What to do: Where a line holds the word "false", copy that line from the data below.

Dataset rows for apps and sites

+===+

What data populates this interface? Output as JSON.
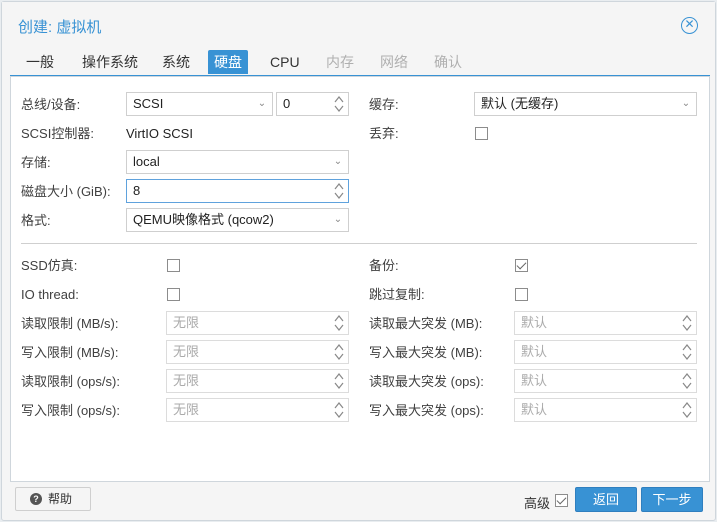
{
  "window": {
    "title": "创建: 虚拟机"
  },
  "tabs": [
    {
      "label": "一般",
      "state": "normal"
    },
    {
      "label": "操作系统",
      "state": "normal"
    },
    {
      "label": "系统",
      "state": "normal"
    },
    {
      "label": "硬盘",
      "state": "active"
    },
    {
      "label": "CPU",
      "state": "normal"
    },
    {
      "label": "内存",
      "state": "disabled"
    },
    {
      "label": "网络",
      "state": "disabled"
    },
    {
      "label": "确认",
      "state": "disabled"
    }
  ],
  "left": {
    "bus_label": "总线/设备:",
    "bus_value": "SCSI",
    "device_value": "0",
    "controller_label": "SCSI控制器:",
    "controller_value": "VirtIO SCSI",
    "storage_label": "存储:",
    "storage_value": "local",
    "size_label": "磁盘大小 (GiB):",
    "size_value": "8",
    "format_label": "格式:",
    "format_value": "QEMU映像格式 (qcow2)"
  },
  "right": {
    "cache_label": "缓存:",
    "cache_value": "默认 (无缓存)",
    "discard_label": "丢弃:",
    "discard_checked": false
  },
  "advanced": {
    "ssd_label": "SSD仿真:",
    "ssd_checked": false,
    "io_label": "IO thread:",
    "io_checked": false,
    "backup_label": "备份:",
    "backup_checked": true,
    "skip_replication_label": "跳过复制:",
    "skip_replication_checked": false,
    "read_mbs_label": "读取限制 (MB/s):",
    "write_mbs_label": "写入限制 (MB/s):",
    "read_ops_label": "读取限制 (ops/s):",
    "write_ops_label": "写入限制 (ops/s):",
    "unlimited_placeholder": "无限",
    "read_burst_mb_label": "读取最大突发 (MB):",
    "write_burst_mb_label": "写入最大突发 (MB):",
    "read_burst_ops_label": "读取最大突发 (ops):",
    "write_burst_ops_label": "写入最大突发 (ops):",
    "default_placeholder": "默认"
  },
  "footer": {
    "help_label": "帮助",
    "advanced_label": "高级",
    "advanced_checked": true,
    "back_label": "返回",
    "next_label": "下一步"
  },
  "colors": {
    "accent": "#3892d4"
  }
}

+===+

Output:
    "discard_checked": false
    "ssd_checked": false,
    "io_checked": false,
    "skip_replication_checked": false,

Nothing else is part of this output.